■ Required work ■
Each line of the records that holds "title" should be shown in full.

[Stored entries]
──────────────────────────────

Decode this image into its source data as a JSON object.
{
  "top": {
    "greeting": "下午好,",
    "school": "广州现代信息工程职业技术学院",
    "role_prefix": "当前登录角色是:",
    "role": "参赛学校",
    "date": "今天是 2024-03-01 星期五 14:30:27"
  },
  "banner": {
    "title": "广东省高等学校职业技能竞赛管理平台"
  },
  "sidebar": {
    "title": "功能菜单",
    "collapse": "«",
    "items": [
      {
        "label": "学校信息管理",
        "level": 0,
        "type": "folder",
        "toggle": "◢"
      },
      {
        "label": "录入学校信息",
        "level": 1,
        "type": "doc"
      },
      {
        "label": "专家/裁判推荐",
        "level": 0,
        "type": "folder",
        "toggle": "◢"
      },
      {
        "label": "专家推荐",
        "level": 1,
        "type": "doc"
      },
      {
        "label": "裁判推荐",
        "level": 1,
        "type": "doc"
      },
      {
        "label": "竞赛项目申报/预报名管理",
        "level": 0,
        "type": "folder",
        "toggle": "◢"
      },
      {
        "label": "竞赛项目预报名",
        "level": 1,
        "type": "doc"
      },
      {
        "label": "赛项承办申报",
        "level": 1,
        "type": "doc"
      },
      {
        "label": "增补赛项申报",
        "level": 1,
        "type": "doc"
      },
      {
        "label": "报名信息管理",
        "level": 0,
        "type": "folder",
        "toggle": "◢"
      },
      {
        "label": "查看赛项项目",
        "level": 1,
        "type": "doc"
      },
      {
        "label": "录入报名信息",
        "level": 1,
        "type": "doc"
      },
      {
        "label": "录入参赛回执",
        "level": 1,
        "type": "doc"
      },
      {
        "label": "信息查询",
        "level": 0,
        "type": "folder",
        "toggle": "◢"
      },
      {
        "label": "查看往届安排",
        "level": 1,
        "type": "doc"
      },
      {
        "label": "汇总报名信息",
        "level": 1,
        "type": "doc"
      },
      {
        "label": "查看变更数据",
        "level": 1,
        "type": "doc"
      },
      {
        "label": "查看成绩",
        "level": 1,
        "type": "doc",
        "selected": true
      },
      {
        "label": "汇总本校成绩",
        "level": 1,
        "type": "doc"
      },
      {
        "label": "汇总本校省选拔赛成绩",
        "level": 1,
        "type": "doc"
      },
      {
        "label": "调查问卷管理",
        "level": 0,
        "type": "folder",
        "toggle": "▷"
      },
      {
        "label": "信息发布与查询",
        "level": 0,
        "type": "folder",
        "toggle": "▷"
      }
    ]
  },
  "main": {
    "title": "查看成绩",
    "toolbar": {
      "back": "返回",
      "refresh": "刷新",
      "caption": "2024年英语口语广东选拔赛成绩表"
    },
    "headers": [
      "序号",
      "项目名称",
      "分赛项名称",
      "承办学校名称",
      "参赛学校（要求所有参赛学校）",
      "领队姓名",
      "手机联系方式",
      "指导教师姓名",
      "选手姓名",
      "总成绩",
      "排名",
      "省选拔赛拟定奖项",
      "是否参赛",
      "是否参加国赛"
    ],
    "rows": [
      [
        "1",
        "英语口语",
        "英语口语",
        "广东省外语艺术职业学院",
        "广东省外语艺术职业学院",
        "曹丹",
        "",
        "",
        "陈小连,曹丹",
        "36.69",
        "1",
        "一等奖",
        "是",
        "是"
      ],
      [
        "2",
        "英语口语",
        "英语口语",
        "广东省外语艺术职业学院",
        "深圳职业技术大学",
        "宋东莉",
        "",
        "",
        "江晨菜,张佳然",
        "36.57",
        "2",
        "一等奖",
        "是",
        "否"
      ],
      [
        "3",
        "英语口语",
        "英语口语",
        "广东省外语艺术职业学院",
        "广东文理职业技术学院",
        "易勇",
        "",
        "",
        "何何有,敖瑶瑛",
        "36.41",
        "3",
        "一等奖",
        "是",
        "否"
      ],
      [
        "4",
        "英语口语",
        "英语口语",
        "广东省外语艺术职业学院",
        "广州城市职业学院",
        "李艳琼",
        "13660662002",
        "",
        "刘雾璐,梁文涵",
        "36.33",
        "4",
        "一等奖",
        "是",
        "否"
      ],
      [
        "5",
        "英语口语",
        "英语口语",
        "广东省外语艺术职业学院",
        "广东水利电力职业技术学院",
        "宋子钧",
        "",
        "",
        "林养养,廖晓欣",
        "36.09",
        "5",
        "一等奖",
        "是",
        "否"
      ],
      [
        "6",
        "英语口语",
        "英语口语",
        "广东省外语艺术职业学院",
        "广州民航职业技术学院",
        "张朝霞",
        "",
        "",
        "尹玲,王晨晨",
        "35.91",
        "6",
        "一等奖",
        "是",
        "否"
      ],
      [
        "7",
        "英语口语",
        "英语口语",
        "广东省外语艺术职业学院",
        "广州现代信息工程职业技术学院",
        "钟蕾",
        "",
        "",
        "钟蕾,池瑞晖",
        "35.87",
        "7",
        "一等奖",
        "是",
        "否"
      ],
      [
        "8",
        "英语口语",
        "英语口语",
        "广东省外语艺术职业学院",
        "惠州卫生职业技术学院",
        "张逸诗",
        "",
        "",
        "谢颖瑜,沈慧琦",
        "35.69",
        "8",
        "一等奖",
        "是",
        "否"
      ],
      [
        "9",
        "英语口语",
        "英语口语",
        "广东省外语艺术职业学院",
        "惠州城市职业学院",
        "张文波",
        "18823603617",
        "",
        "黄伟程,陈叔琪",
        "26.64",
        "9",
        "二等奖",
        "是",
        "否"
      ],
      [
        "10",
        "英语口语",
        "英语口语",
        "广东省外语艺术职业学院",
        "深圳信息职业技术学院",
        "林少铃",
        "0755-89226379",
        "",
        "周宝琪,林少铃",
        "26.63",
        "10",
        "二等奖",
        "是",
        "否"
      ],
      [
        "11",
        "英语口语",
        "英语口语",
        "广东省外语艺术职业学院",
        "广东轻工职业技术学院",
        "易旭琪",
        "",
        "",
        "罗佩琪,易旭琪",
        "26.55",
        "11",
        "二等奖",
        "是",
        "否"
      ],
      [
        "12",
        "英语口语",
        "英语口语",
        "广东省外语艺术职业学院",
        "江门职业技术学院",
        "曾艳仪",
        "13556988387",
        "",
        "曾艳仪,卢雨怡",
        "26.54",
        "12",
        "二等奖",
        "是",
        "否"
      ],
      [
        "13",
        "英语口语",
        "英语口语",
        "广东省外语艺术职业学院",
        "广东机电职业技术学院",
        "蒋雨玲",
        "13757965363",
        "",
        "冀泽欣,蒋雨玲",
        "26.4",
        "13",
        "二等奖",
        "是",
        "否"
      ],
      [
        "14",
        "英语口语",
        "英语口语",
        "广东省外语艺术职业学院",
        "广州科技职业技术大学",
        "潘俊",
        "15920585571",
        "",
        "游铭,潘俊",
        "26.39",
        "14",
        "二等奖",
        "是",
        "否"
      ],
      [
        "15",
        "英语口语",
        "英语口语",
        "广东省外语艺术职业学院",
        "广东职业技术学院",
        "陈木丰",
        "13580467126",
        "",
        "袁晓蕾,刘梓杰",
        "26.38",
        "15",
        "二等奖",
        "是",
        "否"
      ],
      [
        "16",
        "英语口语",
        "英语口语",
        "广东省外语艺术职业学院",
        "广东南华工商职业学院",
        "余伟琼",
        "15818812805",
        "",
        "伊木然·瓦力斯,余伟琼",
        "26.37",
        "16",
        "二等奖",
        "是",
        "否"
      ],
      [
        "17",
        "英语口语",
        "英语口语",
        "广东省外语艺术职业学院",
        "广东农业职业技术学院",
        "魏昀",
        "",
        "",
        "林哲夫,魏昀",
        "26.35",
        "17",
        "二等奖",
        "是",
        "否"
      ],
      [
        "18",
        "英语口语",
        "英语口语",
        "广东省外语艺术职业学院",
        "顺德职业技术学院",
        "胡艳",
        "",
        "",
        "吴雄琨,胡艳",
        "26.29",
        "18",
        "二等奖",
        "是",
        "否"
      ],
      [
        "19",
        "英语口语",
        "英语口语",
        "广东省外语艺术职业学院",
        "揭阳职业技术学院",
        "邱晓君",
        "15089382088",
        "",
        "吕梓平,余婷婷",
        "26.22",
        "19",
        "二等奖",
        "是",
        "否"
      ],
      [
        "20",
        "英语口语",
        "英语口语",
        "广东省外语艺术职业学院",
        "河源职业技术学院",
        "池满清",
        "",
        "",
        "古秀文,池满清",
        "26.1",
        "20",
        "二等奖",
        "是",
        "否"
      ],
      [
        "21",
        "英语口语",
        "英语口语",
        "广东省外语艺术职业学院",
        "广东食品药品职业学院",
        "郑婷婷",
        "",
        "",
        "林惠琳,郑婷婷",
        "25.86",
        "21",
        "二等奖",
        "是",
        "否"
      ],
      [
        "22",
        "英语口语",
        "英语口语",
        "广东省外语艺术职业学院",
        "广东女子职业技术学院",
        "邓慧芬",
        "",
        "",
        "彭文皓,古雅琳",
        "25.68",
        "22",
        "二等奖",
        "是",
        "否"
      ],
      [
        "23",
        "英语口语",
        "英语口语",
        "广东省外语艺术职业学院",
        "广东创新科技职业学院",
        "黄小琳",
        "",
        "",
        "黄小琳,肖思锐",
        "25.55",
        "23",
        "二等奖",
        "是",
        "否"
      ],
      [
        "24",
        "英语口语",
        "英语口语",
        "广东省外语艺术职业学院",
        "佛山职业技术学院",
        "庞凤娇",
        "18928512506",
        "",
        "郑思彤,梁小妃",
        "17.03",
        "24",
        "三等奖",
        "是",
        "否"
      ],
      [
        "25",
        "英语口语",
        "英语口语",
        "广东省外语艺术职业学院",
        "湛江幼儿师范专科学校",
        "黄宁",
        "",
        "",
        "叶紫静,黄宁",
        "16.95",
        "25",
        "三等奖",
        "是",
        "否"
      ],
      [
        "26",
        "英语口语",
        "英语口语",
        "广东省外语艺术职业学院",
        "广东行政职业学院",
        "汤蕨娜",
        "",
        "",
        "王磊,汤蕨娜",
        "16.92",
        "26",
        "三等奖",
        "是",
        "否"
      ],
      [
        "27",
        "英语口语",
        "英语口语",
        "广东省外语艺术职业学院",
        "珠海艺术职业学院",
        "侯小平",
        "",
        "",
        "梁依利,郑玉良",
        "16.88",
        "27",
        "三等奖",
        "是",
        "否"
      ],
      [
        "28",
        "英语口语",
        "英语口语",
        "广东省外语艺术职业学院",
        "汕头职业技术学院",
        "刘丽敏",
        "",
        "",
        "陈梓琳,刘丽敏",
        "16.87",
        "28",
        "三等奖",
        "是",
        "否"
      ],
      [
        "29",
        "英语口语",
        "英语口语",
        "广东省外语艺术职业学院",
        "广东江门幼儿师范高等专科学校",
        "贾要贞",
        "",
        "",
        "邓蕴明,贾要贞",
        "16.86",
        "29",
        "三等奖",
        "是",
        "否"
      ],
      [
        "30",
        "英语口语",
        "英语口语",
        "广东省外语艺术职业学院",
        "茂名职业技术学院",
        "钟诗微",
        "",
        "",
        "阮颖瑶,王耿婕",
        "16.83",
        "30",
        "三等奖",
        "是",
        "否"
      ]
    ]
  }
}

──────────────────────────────

■ The completed task ■
    "title": "广东省高等学校职业技能竞赛管理平台"
    "title": "功能菜单",
    "title": "查看成绩",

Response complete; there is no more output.